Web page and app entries
BEGIN
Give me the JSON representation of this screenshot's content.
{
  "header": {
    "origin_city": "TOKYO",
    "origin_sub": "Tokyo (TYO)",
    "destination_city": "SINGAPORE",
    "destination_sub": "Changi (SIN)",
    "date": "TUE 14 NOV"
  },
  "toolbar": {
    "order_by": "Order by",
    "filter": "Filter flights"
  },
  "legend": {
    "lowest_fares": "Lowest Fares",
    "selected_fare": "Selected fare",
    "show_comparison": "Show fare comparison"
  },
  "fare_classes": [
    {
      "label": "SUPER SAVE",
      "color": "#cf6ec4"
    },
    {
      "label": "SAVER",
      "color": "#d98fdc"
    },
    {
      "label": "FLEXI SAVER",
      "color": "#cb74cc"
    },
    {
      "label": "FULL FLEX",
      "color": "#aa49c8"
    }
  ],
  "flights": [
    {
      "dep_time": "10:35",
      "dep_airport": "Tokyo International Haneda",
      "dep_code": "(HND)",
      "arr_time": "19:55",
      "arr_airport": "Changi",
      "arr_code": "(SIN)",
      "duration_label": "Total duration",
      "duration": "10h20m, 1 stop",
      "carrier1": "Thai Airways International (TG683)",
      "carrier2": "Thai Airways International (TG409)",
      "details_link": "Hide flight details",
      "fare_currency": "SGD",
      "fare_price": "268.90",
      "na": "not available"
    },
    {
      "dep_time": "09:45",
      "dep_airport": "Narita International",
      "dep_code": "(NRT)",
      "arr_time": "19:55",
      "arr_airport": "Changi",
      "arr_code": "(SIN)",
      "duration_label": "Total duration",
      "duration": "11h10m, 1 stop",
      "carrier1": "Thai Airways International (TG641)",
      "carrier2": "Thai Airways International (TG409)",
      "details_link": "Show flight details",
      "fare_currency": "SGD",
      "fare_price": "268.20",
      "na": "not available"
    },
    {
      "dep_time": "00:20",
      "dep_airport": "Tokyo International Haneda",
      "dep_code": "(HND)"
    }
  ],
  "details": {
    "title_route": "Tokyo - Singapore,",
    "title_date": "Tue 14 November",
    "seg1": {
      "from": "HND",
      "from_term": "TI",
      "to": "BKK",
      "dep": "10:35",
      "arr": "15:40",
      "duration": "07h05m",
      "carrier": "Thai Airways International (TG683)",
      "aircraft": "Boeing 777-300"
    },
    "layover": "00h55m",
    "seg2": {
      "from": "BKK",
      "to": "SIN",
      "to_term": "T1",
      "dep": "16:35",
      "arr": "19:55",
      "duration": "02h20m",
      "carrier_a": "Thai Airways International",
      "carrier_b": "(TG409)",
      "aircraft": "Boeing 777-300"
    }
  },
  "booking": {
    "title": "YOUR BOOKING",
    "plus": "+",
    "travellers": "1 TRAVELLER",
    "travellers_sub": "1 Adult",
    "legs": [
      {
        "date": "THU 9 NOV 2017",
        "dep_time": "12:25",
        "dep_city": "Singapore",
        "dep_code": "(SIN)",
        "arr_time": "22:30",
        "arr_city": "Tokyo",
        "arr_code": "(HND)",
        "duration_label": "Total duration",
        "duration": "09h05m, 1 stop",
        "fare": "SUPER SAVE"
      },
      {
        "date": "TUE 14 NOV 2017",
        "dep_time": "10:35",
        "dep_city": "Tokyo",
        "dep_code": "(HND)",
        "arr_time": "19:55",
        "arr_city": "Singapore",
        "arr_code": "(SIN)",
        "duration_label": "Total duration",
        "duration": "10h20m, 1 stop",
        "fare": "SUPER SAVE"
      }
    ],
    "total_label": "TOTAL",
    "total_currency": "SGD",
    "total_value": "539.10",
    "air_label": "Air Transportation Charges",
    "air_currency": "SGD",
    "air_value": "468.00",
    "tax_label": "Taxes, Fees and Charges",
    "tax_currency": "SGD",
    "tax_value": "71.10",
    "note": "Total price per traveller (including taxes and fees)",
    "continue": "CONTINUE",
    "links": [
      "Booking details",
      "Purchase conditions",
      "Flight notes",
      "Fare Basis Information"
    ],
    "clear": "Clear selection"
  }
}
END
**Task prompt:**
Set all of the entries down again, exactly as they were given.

**Reply:**
Give me the JSON representation of this screenshot's content.
{
  "header": {
    "origin_city": "TOKYO",
    "origin_sub": "Tokyo (TYO)",
    "destination_city": "SINGAPORE",
    "destination_sub": "Changi (SIN)",
    "date": "TUE 14 NOV"
  },
  "toolbar": {
    "order_by": "Order by",
    "filter": "Filter flights"
  },
  "legend": {
    "lowest_fares": "Lowest Fares",
    "selected_fare": "Selected fare",
    "show_comparison": "Show fare comparison"
  },
  "fare_classes": [
    {
      "label": "SUPER SAVE",
      "color": "#cf6ec4"
    },
    {
      "label": "SAVER",
      "color": "#d98fdc"
    },
    {
      "label": "FLEXI SAVER",
      "color": "#cb74cc"
    },
    {
      "label": "FULL FLEX",
      "color": "#aa49c8"
    }
  ],
  "flights": [
    {
      "dep_time": "10:35",
      "dep_airport": "Tokyo International Haneda",
      "dep_code": "(HND)",
      "arr_time": "19:55",
      "arr_airport": "Changi",
      "arr_code": "(SIN)",
      "duration_label": "Total duration",
      "duration": "10h20m, 1 stop",
      "carrier1": "Thai Airways International (TG683)",
      "carrier2": "Thai Airways International (TG409)",
      "details_link": "Hide flight details",
      "fare_currency": "SGD",
      "fare_price": "268.90",
      "na": "not available"
    },
    {
      "dep_time": "09:45",
      "dep_airport": "Narita International",
      "dep_code": "(NRT)",
      "arr_time": "19:55",
      "arr_airport": "Changi",
      "arr_code": "(SIN)",
      "duration_label": "Total duration",
      "duration": "11h10m, 1 stop",
      "carrier1": "Thai Airways International (TG641)",
      "carrier2": "Thai Airways International (TG409)",
      "details_link": "Show flight details",
      "fare_currency": "SGD",
      "fare_price": "268.20",
      "na": "not available"
    },
    {
      "dep_time": "00:20",
      "dep_airport": "Tokyo International Haneda",
      "dep_code": "(HND)"
    }
  ],
  "details": {
    "title_route": "Tokyo - Singapore,",
    "title_date": "Tue 14 November",
    "seg1": {
      "from": "HND",
      "from_term": "TI",
      "to": "BKK",
      "dep": "10:35",
      "arr": "15:40",
      "duration": "07h05m",
      "carrier": "Thai Airways International (TG683)",
      "aircraft": "Boeing 777-300"
    },
    "layover": "00h55m",
    "seg2": {
      "from": "BKK",
      "to": "SIN",
      "to_term": "T1",
      "dep": "16:35",
      "arr": "19:55",
      "duration": "02h20m",
      "carrier_a": "Thai Airways International",
      "carrier_b": "(TG409)",
      "aircraft": "Boeing 777-300"
    }
  },
  "booking": {
    "title": "YOUR BOOKING",
    "plus": "+",
    "travellers": "1 TRAVELLER",
    "travellers_sub": "1 Adult",
    "legs": [
      {
        "date": "THU 9 NOV 2017",
        "dep_time": "12:25",
        "dep_city": "Singapore",
        "dep_code": "(SIN)",
        "arr_time": "22:30",
        "arr_city": "Tokyo",
        "arr_code": "(HND)",
        "duration_label": "Total duration",
        "duration": "09h05m, 1 stop",
        "fare": "SUPER SAVE"
      },
      {
        "date": "TUE 14 NOV 2017",
        "dep_time": "10:35",
        "dep_city": "Tokyo",
        "dep_code": "(HND)",
        "arr_time": "19:55",
        "arr_city": "Singapore",
        "arr_code": "(SIN)",
        "duration_label": "Total duration",
        "duration": "10h20m, 1 stop",
        "fare": "SUPER SAVE"
      }
    ],
    "total_label": "TOTAL",
    "total_currency": "SGD",
    "total_value": "539.10",
    "air_label": "Air Transportation Charges",
    "air_currency": "SGD",
    "air_value": "468.00",
    "tax_label": "Taxes, Fees and Charges",
    "tax_currency": "SGD",
    "tax_value": "71.10",
    "note": "Total price per traveller (including taxes and fees)",
    "continue": "CONTINUE",
    "links": [
      "Booking details",
      "Purchase conditions",
      "Flight notes",
      "Fare Basis Information"
    ],
    "clear": "Clear selection"
  }
}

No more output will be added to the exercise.